Stored data:
Segment Open
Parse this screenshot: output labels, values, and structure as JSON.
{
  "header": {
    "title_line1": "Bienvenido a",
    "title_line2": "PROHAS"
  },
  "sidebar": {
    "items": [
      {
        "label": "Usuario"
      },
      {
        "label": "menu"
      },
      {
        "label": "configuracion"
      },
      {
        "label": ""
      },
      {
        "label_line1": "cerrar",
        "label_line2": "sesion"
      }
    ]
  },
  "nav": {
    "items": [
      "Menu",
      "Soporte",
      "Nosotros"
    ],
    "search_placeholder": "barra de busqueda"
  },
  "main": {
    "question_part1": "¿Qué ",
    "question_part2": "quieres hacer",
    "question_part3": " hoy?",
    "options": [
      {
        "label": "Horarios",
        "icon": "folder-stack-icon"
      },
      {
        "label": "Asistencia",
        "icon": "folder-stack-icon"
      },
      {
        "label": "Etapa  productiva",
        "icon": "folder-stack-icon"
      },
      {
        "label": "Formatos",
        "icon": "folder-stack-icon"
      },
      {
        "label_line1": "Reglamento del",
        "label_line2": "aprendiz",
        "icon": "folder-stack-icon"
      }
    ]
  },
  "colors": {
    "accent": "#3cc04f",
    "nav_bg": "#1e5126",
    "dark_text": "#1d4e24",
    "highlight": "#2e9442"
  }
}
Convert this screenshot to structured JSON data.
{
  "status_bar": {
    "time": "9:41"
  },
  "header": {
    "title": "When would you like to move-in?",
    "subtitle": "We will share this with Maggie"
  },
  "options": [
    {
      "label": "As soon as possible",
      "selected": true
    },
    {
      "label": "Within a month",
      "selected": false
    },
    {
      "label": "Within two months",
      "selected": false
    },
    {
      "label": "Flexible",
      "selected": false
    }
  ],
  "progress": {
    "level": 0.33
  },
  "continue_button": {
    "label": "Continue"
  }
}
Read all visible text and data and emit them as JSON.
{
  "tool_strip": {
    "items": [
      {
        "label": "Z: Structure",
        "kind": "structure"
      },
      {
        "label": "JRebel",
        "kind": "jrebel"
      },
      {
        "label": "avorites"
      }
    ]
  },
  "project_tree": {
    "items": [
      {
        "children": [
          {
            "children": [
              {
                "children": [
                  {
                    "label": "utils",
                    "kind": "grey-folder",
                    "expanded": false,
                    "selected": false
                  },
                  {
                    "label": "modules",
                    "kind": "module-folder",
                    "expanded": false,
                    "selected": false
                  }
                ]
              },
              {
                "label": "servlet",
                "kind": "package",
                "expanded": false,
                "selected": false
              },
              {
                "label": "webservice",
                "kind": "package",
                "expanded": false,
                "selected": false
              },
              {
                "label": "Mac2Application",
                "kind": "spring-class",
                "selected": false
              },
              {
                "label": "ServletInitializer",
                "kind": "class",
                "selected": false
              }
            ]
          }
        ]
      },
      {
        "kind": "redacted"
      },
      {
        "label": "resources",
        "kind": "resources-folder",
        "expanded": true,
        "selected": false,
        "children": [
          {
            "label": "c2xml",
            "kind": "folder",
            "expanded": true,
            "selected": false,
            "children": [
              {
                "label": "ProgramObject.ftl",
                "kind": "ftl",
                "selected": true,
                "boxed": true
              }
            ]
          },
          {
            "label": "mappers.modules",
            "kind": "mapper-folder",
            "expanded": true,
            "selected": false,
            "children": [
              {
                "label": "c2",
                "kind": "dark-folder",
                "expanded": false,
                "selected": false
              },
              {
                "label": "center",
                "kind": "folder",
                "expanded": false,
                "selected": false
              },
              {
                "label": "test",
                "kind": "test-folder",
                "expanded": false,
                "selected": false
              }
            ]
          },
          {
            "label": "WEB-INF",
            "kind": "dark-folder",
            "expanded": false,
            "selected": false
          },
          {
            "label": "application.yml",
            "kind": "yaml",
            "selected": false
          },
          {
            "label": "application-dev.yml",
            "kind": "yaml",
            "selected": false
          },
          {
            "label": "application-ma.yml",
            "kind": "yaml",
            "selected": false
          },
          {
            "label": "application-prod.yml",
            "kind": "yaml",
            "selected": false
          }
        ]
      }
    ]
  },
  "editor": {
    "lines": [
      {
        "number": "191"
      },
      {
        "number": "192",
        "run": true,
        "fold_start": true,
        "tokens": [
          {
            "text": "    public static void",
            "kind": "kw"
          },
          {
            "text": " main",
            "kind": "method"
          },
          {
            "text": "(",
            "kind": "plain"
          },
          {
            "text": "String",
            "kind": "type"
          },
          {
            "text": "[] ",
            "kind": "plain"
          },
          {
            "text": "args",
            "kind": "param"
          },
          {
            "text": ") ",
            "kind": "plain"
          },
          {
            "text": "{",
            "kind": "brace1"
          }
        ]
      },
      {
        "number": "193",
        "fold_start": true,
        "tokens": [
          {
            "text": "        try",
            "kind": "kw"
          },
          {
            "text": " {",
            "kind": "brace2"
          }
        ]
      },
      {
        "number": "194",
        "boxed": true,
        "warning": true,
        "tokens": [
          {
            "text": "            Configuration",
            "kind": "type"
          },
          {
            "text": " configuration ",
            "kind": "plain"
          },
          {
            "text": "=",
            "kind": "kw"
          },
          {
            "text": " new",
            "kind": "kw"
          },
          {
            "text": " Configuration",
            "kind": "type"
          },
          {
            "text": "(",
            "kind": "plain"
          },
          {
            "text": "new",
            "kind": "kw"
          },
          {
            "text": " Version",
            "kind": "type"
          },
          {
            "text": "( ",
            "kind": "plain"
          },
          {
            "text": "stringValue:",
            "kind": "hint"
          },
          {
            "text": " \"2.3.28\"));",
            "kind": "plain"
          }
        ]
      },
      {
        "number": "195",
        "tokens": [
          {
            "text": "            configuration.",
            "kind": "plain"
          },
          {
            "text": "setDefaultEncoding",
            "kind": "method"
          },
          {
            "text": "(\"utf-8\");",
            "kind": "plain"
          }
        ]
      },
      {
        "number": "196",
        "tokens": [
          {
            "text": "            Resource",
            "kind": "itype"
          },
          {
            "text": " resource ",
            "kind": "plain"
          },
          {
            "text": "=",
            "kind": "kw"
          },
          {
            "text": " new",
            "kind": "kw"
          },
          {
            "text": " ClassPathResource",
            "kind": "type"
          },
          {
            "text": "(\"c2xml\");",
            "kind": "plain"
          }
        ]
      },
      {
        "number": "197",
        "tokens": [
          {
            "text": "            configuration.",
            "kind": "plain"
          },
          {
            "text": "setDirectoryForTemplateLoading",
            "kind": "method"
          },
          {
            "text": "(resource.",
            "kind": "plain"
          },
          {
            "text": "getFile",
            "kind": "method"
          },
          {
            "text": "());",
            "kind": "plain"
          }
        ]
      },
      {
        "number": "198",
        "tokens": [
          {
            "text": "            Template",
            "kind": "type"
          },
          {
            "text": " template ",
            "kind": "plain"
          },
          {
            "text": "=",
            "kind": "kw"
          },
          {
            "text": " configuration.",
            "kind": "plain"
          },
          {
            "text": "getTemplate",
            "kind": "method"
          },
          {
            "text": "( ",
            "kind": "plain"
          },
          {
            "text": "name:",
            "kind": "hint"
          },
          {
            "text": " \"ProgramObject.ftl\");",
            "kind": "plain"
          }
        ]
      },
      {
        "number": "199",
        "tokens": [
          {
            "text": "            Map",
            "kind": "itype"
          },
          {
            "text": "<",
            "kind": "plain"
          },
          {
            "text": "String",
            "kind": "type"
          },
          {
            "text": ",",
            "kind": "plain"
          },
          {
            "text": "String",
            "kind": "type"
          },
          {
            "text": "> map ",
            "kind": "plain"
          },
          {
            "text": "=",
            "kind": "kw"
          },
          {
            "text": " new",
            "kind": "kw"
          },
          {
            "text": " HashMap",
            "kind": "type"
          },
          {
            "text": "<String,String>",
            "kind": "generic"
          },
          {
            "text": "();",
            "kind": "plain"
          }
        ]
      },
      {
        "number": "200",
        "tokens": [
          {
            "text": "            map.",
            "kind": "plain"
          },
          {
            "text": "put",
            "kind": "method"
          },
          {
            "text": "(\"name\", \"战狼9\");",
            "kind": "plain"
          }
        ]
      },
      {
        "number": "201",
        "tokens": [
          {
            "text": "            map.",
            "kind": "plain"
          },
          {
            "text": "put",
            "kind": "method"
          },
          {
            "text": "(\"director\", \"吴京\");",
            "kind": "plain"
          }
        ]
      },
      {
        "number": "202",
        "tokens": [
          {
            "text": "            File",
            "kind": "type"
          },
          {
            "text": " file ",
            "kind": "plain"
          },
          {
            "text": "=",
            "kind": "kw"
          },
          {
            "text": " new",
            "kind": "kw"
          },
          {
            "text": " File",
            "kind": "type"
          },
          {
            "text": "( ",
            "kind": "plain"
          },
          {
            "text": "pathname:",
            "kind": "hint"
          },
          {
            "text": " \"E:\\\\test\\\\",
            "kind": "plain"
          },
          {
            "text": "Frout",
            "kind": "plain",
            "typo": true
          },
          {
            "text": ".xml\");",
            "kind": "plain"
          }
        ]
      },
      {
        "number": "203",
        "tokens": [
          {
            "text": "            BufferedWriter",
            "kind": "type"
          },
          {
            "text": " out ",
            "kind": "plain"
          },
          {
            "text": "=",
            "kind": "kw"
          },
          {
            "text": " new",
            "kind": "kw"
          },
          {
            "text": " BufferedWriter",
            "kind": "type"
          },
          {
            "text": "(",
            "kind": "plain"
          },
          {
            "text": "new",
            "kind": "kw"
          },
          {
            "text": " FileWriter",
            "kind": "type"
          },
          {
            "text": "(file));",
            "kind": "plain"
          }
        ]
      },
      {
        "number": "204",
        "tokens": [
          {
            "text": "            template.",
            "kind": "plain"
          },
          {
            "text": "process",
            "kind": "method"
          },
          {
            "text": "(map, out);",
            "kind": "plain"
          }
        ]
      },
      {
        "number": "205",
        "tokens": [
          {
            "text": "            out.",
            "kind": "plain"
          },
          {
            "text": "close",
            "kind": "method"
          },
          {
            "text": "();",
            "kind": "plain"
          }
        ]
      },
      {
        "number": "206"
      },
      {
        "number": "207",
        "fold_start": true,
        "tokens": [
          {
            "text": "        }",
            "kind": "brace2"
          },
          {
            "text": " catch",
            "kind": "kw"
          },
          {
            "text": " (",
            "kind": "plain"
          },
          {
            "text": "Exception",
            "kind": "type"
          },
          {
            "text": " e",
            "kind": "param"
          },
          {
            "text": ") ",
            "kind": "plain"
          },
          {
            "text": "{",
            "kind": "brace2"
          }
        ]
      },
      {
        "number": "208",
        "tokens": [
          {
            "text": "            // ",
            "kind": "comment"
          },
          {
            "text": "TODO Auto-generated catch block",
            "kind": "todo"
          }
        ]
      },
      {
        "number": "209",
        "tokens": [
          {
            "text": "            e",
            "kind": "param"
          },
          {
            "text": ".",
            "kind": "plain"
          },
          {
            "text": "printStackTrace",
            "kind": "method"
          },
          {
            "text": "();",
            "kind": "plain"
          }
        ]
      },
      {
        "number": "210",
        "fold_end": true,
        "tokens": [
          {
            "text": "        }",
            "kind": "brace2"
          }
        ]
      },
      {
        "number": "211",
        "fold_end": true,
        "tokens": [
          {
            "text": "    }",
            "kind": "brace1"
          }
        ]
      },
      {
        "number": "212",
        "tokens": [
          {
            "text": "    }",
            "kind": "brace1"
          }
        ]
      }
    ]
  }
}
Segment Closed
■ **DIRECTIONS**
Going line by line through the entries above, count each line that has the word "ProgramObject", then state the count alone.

■ **RESPONSE AREA**
2